----- THE RECORDS

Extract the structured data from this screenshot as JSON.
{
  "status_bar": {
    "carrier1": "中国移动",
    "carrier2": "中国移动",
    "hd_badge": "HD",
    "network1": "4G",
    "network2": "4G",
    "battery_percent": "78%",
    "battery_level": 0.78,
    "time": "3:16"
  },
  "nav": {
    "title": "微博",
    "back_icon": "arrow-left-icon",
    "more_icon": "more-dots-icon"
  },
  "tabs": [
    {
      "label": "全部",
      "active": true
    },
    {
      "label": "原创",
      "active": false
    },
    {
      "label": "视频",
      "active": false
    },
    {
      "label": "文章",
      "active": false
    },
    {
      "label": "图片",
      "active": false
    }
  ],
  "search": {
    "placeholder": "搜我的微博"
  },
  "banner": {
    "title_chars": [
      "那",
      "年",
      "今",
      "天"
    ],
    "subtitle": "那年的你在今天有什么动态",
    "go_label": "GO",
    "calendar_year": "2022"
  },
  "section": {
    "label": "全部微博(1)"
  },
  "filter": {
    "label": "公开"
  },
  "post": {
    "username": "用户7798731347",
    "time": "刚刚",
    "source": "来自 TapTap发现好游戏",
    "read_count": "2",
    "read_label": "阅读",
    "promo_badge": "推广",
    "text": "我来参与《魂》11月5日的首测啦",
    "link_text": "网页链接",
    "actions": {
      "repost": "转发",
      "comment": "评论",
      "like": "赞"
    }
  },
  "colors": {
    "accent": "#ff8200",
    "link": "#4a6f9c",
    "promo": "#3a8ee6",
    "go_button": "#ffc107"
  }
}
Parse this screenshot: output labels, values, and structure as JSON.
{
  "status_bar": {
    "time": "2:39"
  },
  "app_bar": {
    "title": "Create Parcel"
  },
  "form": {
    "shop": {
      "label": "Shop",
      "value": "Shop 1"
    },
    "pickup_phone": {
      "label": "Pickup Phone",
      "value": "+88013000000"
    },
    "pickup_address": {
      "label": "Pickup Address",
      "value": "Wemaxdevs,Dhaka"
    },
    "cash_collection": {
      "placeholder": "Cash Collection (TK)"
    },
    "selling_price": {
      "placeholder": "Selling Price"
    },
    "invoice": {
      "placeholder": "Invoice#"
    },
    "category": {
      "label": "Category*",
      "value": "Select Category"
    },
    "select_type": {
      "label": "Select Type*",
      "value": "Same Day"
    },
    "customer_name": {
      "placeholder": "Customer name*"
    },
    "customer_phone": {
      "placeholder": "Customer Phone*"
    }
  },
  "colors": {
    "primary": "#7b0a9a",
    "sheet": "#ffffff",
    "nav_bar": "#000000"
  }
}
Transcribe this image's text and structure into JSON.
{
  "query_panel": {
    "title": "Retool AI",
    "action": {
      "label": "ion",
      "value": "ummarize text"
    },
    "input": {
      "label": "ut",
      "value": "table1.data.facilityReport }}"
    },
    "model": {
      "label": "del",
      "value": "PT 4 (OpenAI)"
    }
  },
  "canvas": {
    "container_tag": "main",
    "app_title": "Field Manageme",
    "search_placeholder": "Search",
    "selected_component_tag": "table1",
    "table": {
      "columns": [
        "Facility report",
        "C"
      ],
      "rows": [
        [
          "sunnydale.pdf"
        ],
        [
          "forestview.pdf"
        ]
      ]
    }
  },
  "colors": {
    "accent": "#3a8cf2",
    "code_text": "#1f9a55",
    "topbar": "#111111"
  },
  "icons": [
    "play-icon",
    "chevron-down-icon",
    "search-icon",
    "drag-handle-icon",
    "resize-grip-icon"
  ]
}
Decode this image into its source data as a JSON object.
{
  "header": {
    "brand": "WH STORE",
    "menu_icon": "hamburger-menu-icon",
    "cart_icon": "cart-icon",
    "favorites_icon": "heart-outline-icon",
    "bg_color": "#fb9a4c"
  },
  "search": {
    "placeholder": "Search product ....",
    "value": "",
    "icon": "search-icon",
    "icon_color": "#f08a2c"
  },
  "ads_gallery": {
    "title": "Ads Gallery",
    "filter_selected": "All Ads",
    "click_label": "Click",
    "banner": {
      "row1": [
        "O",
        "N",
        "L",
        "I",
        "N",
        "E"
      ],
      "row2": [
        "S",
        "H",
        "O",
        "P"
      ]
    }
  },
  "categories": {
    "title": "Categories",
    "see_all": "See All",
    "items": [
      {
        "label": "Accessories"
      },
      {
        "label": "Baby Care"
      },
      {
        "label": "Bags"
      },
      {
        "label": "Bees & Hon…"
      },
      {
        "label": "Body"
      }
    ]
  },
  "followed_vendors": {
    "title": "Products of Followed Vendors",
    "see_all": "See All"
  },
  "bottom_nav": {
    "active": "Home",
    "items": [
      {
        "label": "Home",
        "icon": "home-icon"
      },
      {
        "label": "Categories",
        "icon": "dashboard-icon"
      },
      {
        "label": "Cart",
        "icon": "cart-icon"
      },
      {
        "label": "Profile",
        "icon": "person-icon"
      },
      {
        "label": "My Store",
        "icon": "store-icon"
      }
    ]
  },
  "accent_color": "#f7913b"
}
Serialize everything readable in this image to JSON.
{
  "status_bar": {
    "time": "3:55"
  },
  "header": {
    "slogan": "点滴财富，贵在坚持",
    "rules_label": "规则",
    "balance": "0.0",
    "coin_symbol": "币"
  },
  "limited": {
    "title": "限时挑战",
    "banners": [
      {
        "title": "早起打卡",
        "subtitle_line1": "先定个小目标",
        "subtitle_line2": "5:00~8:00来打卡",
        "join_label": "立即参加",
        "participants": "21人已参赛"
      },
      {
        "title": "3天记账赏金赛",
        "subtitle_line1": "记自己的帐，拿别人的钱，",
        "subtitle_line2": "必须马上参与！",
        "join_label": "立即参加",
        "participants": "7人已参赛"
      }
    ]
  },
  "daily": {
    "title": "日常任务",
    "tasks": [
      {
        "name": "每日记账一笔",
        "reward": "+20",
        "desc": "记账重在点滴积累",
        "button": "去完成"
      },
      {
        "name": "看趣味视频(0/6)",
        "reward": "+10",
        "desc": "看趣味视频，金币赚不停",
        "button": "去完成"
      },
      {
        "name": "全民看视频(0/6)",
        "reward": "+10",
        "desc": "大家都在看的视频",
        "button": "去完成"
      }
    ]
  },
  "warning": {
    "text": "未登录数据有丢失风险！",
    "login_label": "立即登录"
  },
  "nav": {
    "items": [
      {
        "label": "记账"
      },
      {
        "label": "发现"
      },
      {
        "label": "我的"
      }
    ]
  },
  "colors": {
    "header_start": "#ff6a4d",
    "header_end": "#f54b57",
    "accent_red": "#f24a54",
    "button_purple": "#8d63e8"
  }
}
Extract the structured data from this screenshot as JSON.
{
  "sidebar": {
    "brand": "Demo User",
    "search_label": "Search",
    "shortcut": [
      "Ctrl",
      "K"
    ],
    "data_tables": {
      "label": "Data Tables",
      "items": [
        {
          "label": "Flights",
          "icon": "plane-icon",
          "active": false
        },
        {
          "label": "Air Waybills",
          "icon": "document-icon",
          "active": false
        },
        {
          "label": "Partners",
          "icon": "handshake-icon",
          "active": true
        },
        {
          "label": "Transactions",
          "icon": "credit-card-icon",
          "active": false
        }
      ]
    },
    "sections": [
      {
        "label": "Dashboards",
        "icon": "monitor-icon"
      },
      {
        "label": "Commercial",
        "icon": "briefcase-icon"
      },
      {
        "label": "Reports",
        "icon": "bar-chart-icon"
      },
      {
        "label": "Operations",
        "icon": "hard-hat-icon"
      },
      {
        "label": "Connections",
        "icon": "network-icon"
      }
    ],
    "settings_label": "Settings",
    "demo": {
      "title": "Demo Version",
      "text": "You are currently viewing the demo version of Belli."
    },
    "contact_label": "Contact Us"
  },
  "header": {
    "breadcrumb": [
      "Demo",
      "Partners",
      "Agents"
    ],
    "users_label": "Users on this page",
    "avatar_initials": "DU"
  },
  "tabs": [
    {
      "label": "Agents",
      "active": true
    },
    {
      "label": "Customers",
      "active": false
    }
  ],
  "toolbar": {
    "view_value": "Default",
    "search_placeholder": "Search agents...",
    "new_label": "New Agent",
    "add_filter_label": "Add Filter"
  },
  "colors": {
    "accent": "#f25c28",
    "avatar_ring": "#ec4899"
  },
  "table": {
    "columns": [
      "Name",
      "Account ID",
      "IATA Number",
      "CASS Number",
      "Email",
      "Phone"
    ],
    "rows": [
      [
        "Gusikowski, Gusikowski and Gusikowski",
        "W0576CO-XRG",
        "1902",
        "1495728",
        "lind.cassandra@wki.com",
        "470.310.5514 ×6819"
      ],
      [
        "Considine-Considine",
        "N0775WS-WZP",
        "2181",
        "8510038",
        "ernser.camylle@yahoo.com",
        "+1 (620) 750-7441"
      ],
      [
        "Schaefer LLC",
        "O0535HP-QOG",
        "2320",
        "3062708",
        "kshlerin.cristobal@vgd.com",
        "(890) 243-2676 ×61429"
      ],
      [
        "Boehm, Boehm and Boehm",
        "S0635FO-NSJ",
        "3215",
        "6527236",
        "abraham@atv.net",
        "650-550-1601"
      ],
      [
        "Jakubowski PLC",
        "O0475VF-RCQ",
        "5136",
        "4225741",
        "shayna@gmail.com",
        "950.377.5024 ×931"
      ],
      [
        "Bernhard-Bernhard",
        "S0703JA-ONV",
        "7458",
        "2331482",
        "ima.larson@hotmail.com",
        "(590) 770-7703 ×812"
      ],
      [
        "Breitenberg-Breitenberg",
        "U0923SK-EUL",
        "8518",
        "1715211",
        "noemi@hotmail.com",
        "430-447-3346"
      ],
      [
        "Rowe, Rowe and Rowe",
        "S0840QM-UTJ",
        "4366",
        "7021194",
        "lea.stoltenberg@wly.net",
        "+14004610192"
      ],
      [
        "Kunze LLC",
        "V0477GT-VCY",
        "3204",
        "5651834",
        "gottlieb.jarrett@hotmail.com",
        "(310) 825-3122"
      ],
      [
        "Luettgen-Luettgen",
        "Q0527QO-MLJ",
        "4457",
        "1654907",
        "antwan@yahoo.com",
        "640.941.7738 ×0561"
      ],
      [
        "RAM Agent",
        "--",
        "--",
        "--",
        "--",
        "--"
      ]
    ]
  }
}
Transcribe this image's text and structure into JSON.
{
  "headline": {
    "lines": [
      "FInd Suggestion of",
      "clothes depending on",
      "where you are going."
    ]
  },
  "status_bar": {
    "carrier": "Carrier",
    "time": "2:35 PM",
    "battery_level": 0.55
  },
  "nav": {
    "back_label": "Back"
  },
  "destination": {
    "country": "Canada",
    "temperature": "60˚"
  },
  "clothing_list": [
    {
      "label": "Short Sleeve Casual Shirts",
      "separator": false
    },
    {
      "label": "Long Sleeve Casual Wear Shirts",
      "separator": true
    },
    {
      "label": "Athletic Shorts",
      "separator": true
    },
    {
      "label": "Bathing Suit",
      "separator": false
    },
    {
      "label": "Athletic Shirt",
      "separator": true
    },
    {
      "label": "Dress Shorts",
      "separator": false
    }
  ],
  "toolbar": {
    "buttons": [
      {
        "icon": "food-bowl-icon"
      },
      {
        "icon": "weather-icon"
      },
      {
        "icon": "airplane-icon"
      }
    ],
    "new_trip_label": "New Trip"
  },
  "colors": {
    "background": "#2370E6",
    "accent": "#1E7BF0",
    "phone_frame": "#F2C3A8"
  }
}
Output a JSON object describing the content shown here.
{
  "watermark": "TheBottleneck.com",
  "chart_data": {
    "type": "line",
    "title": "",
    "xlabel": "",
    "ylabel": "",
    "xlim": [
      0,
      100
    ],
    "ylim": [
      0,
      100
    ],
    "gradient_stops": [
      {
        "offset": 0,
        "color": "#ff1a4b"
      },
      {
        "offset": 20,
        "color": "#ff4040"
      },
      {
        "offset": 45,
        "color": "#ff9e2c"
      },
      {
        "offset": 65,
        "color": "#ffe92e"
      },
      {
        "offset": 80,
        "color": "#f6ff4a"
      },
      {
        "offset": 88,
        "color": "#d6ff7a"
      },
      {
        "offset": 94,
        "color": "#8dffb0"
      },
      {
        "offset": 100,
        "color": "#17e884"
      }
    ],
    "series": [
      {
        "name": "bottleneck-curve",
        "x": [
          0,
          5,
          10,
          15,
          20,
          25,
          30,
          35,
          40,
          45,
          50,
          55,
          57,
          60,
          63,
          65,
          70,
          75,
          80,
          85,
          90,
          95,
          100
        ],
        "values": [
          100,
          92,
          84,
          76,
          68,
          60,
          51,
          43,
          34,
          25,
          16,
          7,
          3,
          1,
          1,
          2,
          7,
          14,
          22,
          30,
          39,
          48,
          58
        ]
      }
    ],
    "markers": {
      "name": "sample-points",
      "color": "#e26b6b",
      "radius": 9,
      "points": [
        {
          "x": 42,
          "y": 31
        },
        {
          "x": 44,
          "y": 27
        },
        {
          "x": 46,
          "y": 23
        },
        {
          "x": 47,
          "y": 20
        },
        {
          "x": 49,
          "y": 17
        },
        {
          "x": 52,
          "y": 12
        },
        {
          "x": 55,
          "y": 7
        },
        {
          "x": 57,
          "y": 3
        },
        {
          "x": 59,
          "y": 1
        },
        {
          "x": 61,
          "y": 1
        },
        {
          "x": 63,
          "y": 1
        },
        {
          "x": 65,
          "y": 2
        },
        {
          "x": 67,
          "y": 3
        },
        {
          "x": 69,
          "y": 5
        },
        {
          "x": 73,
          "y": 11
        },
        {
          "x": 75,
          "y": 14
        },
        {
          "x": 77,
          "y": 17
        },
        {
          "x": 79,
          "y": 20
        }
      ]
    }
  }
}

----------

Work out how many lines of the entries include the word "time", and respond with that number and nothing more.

5